#### Data to examine
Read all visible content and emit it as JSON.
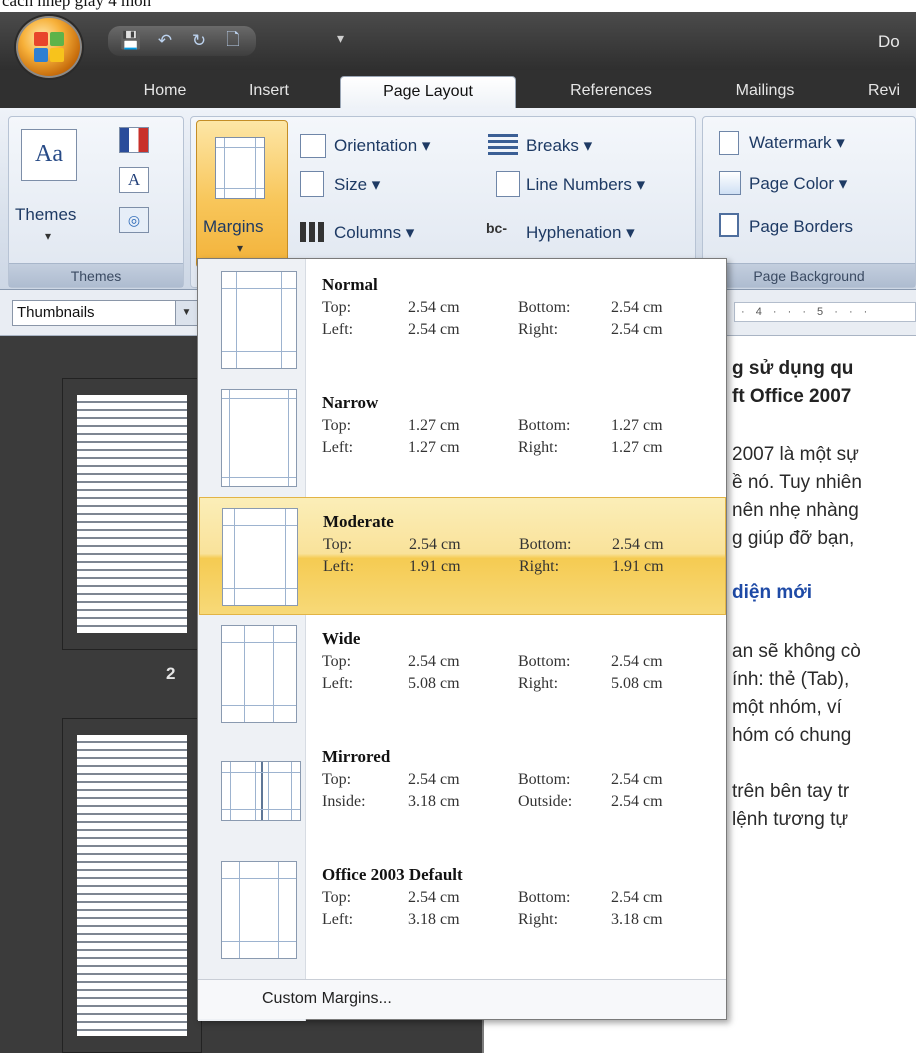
{
  "caption": "cach nhep giay 4 mon",
  "window": {
    "title": "Do"
  },
  "quick_access": [
    {
      "icon": "save-icon",
      "glyph": "💾"
    },
    {
      "icon": "undo-icon",
      "glyph": "↶"
    },
    {
      "icon": "redo-icon",
      "glyph": "↻"
    },
    {
      "icon": "print-preview-icon",
      "glyph": "🗋"
    }
  ],
  "tabs": [
    {
      "label": "Home"
    },
    {
      "label": "Insert"
    },
    {
      "label": "Page Layout",
      "active": true
    },
    {
      "label": "References"
    },
    {
      "label": "Mailings"
    },
    {
      "label": "Revi"
    }
  ],
  "ribbon": {
    "themes_group": {
      "label": "Themes",
      "themes_button": "Themes"
    },
    "page_setup": {
      "margins": "Margins",
      "orientation": "Orientation ▾",
      "size": "Size ▾",
      "columns": "Columns ▾",
      "breaks": "Breaks ▾",
      "line_numbers": "Line Numbers ▾",
      "hyphenation": "Hyphenation ▾"
    },
    "page_background": {
      "label": "Page Background",
      "watermark": "Watermark ▾",
      "page_color": "Page Color ▾",
      "page_borders": "Page Borders"
    }
  },
  "thumbnails": {
    "selector": "Thumbnails",
    "page_label": "2"
  },
  "ruler_text": "· 4 · · · 5 · · ·",
  "document_lines": [
    {
      "text": "g sử dụng qu",
      "style": "bold"
    },
    {
      "text": "ft Office 2007",
      "style": "bold"
    },
    {
      "text": "2007 là một sự",
      "style": "normal"
    },
    {
      "text": "ề nó. Tuy nhiên",
      "style": "normal"
    },
    {
      "text": "nên nhẹ nhàng",
      "style": "normal"
    },
    {
      "text": "g giúp đỡ bạn,",
      "style": "normal"
    },
    {
      "text": "diện mới",
      "style": "blue"
    },
    {
      "text": "an sẽ không cò",
      "style": "normal"
    },
    {
      "text": "ính: thẻ (Tab),",
      "style": "normal"
    },
    {
      "text": "một nhóm, ví",
      "style": "normal"
    },
    {
      "text": "hóm có chung",
      "style": "normal"
    },
    {
      "text": "trên bên tay tr",
      "style": "normal"
    },
    {
      "text": "lệnh tương tự",
      "style": "normal"
    }
  ],
  "margins_menu": {
    "options": [
      {
        "name": "Normal",
        "r1": [
          "Top:",
          "2.54 cm",
          "Bottom:",
          "2.54 cm"
        ],
        "r2": [
          "Left:",
          "2.54 cm",
          "Right:",
          "2.54 cm"
        ]
      },
      {
        "name": "Narrow",
        "r1": [
          "Top:",
          "1.27 cm",
          "Bottom:",
          "1.27 cm"
        ],
        "r2": [
          "Left:",
          "1.27 cm",
          "Right:",
          "1.27 cm"
        ]
      },
      {
        "name": "Moderate",
        "r1": [
          "Top:",
          "2.54 cm",
          "Bottom:",
          "2.54 cm"
        ],
        "r2": [
          "Left:",
          "1.91 cm",
          "Right:",
          "1.91 cm"
        ],
        "highlighted": true
      },
      {
        "name": "Wide",
        "r1": [
          "Top:",
          "2.54 cm",
          "Bottom:",
          "2.54 cm"
        ],
        "r2": [
          "Left:",
          "5.08 cm",
          "Right:",
          "5.08 cm"
        ]
      },
      {
        "name": "Mirrored",
        "r1": [
          "Top:",
          "2.54 cm",
          "Bottom:",
          "2.54 cm"
        ],
        "r2": [
          "Inside:",
          "3.18 cm",
          "Outside:",
          "2.54 cm"
        ]
      },
      {
        "name": "Office 2003 Default",
        "r1": [
          "Top:",
          "2.54 cm",
          "Bottom:",
          "2.54 cm"
        ],
        "r2": [
          "Left:",
          "3.18 cm",
          "Right:",
          "3.18 cm"
        ]
      }
    ],
    "custom": "Custom Margins..."
  },
  "colors": {
    "accent_highlight": "#f8c65a",
    "ribbon": "#dfe6f0",
    "link_blue": "#1e4aa6"
  }
}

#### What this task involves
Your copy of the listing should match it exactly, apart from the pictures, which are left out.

#### Finished exercise
Read all visible content and emit it as JSON.
{
  "caption": "cach nhep giay 4 mon",
  "window": {
    "title": "Do"
  },
  "quick_access": [
    {
      "icon": "save-icon",
      "glyph": "💾"
    },
    {
      "icon": "undo-icon",
      "glyph": "↶"
    },
    {
      "icon": "redo-icon",
      "glyph": "↻"
    },
    {
      "icon": "print-preview-icon",
      "glyph": "🗋"
    }
  ],
  "tabs": [
    {
      "label": "Home"
    },
    {
      "label": "Insert"
    },
    {
      "label": "Page Layout",
      "active": true
    },
    {
      "label": "References"
    },
    {
      "label": "Mailings"
    },
    {
      "label": "Revi"
    }
  ],
  "ribbon": {
    "themes_group": {
      "label": "Themes",
      "themes_button": "Themes"
    },
    "page_setup": {
      "margins": "Margins",
      "orientation": "Orientation ▾",
      "size": "Size ▾",
      "columns": "Columns ▾",
      "breaks": "Breaks ▾",
      "line_numbers": "Line Numbers ▾",
      "hyphenation": "Hyphenation ▾"
    },
    "page_background": {
      "label": "Page Background",
      "watermark": "Watermark ▾",
      "page_color": "Page Color ▾",
      "page_borders": "Page Borders"
    }
  },
  "thumbnails": {
    "selector": "Thumbnails",
    "page_label": "2"
  },
  "ruler_text": "· 4 · · · 5 · · ·",
  "document_lines": [
    {
      "text": "g sử dụng qu",
      "style": "bold"
    },
    {
      "text": "ft Office 2007",
      "style": "bold"
    },
    {
      "text": "2007 là một sự",
      "style": "normal"
    },
    {
      "text": "ề nó. Tuy nhiên",
      "style": "normal"
    },
    {
      "text": "nên nhẹ nhàng",
      "style": "normal"
    },
    {
      "text": "g giúp đỡ bạn,",
      "style": "normal"
    },
    {
      "text": "diện mới",
      "style": "blue"
    },
    {
      "text": "an sẽ không cò",
      "style": "normal"
    },
    {
      "text": "ính: thẻ (Tab),",
      "style": "normal"
    },
    {
      "text": "một nhóm, ví",
      "style": "normal"
    },
    {
      "text": "hóm có chung",
      "style": "normal"
    },
    {
      "text": "trên bên tay tr",
      "style": "normal"
    },
    {
      "text": "lệnh tương tự",
      "style": "normal"
    }
  ],
  "margins_menu": {
    "options": [
      {
        "name": "Normal",
        "r1": [
          "Top:",
          "2.54 cm",
          "Bottom:",
          "2.54 cm"
        ],
        "r2": [
          "Left:",
          "2.54 cm",
          "Right:",
          "2.54 cm"
        ]
      },
      {
        "name": "Narrow",
        "r1": [
          "Top:",
          "1.27 cm",
          "Bottom:",
          "1.27 cm"
        ],
        "r2": [
          "Left:",
          "1.27 cm",
          "Right:",
          "1.27 cm"
        ]
      },
      {
        "name": "Moderate",
        "r1": [
          "Top:",
          "2.54 cm",
          "Bottom:",
          "2.54 cm"
        ],
        "r2": [
          "Left:",
          "1.91 cm",
          "Right:",
          "1.91 cm"
        ],
        "highlighted": true
      },
      {
        "name": "Wide",
        "r1": [
          "Top:",
          "2.54 cm",
          "Bottom:",
          "2.54 cm"
        ],
        "r2": [
          "Left:",
          "5.08 cm",
          "Right:",
          "5.08 cm"
        ]
      },
      {
        "name": "Mirrored",
        "r1": [
          "Top:",
          "2.54 cm",
          "Bottom:",
          "2.54 cm"
        ],
        "r2": [
          "Inside:",
          "3.18 cm",
          "Outside:",
          "2.54 cm"
        ]
      },
      {
        "name": "Office 2003 Default",
        "r1": [
          "Top:",
          "2.54 cm",
          "Bottom:",
          "2.54 cm"
        ],
        "r2": [
          "Left:",
          "3.18 cm",
          "Right:",
          "3.18 cm"
        ]
      }
    ],
    "custom": "Custom Margins..."
  },
  "colors": {
    "accent_highlight": "#f8c65a",
    "ribbon": "#dfe6f0",
    "link_blue": "#1e4aa6"
  }
}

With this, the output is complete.